Fairweather, who had taken Ross from the pro running ranks to winning the past three national 100m titles, has been upset by the split and criticism of his program.

Ross regrets that but is sure the move is the right one.

“Emil really motivates me, he believes in me 150 per cent,” Ross said. "I thought I was fit when I went to Emil but I did a session and said, ‘no way, I am only about 70 per cent fit’.

“I was too big. I have lost about 3kg and I am so much lighter and more powerful.”[/i],20867,21276515-2722,00.html?from=public_rss

[i]Rizk does not claim to have been one of Australia’s crack sprinters when he competed 10 years ago.

“God never blessed me with that mental ability which Josh has,” Rizk said yesterday.

“I had to work extremely hard to get where I was. I made national finals but never a national team.”[/i]

According to AA’s records, Emil Rizk only ran at two national championships and did not get past his heat in either.

HEAT 2 - Thursday 7 March 1996 (Wind: - 4.8)
1 Damien Marsh QLD 10.60
2 Ricky Nalatu QLD 10.83
3 Robert Colling WA 10.97
4 Andrew Richardson NSW 11.21
5 Shaun Mayne WA 11.23
6 Tryson Duburiya NAU 11.70
7 Emil Rizk NSW 11.80

HEAT 5 - Friday 28 February 1997 (Wind: -1.4)
1 Ryan Witnish 1974 VIC 10.54 Q
2 Nick Rennie 1974 VIC 10.72 q
3 Mike Wiener 1974 NSW 10.74
4 Jack Laurence 1970 VAN 11.09
5 Peter Vassella 1971 NSW 11.09
6 Emil Rizk 1968 WA 11.14
7 Clayton Kearney 1964 NSW 11.15

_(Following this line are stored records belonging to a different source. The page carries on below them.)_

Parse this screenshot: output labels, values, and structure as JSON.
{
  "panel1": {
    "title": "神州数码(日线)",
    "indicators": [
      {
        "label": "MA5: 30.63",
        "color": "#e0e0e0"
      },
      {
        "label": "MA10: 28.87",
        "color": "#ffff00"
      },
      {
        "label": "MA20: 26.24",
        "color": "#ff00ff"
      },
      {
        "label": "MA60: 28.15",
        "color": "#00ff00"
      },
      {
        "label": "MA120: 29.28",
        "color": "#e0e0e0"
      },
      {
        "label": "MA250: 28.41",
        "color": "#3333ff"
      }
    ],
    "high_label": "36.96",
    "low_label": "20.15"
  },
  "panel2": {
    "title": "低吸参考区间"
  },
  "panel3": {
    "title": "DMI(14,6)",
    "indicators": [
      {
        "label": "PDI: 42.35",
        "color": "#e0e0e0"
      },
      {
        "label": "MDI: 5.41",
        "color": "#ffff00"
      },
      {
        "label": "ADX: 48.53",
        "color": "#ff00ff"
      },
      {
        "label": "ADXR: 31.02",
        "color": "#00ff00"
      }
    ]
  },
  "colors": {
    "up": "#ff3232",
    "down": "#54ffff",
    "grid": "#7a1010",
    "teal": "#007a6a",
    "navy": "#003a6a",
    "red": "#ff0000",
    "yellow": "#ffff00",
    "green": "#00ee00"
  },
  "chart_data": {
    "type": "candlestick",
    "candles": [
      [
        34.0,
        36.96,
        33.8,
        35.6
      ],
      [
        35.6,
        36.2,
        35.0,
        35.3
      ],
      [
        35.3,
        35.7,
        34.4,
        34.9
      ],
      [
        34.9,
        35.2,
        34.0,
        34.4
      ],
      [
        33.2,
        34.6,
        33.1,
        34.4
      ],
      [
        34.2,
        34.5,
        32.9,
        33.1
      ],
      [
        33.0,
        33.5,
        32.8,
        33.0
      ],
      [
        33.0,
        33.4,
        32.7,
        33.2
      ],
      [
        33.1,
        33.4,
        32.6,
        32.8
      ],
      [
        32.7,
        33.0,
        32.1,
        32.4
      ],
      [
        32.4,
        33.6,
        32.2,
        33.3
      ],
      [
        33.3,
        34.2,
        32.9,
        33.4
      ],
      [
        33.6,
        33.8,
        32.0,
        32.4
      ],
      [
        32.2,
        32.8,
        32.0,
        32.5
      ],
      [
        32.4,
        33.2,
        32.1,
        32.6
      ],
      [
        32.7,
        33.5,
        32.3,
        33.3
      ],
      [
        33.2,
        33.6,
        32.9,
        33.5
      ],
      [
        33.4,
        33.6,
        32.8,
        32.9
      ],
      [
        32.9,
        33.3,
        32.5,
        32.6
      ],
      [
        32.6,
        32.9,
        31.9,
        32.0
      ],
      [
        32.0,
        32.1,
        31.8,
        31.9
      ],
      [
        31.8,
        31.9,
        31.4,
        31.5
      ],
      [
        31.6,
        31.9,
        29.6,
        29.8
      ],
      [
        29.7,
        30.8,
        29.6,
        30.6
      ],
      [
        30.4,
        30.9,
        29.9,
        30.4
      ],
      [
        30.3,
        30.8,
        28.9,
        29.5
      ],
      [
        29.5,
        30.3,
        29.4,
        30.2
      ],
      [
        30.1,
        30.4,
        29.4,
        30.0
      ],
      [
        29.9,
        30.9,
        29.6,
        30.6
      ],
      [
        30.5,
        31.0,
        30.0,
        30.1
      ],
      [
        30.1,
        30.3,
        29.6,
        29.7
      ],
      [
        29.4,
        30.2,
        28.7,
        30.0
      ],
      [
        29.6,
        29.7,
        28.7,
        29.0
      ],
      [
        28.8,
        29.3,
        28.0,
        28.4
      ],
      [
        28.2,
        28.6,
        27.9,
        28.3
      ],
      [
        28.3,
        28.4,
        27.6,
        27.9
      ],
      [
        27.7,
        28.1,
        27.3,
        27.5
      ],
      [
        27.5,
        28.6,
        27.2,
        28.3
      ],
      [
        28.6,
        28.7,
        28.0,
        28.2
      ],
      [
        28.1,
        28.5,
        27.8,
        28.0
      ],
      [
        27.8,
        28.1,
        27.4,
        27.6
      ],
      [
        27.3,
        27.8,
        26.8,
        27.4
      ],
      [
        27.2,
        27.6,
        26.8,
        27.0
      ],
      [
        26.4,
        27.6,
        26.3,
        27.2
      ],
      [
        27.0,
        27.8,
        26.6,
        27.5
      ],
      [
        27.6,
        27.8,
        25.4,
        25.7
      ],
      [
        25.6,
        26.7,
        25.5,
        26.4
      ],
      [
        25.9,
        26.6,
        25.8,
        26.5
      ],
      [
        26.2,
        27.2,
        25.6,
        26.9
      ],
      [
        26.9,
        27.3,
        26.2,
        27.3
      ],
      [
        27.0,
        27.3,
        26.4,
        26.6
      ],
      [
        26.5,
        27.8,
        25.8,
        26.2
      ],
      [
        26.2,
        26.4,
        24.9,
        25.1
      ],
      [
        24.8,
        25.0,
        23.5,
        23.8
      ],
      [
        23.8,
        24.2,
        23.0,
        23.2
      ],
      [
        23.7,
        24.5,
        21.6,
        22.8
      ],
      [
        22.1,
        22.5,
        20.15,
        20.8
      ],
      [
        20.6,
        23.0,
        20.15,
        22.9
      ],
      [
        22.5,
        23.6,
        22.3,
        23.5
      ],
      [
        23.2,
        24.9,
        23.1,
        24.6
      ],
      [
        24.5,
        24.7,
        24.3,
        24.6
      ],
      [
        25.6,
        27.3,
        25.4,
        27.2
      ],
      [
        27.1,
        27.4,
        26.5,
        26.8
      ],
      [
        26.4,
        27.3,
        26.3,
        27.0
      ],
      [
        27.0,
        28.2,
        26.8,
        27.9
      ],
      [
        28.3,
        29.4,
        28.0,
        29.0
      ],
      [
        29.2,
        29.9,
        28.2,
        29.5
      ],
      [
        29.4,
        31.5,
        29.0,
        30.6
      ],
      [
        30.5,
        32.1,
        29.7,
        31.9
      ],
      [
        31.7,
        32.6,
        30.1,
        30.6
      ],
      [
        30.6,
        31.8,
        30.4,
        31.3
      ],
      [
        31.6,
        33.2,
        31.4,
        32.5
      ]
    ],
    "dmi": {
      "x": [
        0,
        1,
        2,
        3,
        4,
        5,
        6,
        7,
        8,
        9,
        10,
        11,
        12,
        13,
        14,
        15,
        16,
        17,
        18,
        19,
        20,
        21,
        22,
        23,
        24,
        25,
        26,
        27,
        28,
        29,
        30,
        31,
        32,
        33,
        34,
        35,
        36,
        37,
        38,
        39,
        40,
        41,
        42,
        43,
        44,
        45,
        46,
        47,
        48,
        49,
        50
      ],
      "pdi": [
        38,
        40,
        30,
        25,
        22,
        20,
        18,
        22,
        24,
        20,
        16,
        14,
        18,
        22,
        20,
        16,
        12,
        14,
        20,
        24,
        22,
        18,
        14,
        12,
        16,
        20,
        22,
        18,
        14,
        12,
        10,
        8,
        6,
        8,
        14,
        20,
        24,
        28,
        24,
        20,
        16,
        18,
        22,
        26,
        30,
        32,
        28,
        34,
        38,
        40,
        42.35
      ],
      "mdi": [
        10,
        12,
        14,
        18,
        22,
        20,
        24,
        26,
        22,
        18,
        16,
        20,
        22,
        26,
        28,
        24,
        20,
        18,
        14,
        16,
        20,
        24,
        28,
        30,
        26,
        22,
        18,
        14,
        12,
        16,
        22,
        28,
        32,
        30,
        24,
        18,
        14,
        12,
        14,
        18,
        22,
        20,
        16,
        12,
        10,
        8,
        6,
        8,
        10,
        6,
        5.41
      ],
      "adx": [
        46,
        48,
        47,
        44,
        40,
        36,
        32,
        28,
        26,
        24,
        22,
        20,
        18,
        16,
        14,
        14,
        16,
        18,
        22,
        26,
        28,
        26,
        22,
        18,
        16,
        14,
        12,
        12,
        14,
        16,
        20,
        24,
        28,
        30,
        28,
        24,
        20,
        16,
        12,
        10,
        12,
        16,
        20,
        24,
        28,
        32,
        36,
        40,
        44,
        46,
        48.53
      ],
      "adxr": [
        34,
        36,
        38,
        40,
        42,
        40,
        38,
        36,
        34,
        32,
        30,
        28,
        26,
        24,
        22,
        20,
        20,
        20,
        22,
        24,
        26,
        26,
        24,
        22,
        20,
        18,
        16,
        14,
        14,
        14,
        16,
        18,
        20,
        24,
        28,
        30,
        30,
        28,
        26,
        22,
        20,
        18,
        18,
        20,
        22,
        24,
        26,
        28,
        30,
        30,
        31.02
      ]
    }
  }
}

Emil has done a wonderful job with Josh Ross to date, but he must be careful making false claims like making national finals when these can easily be verified. Unless he means Australian Masters Games finals…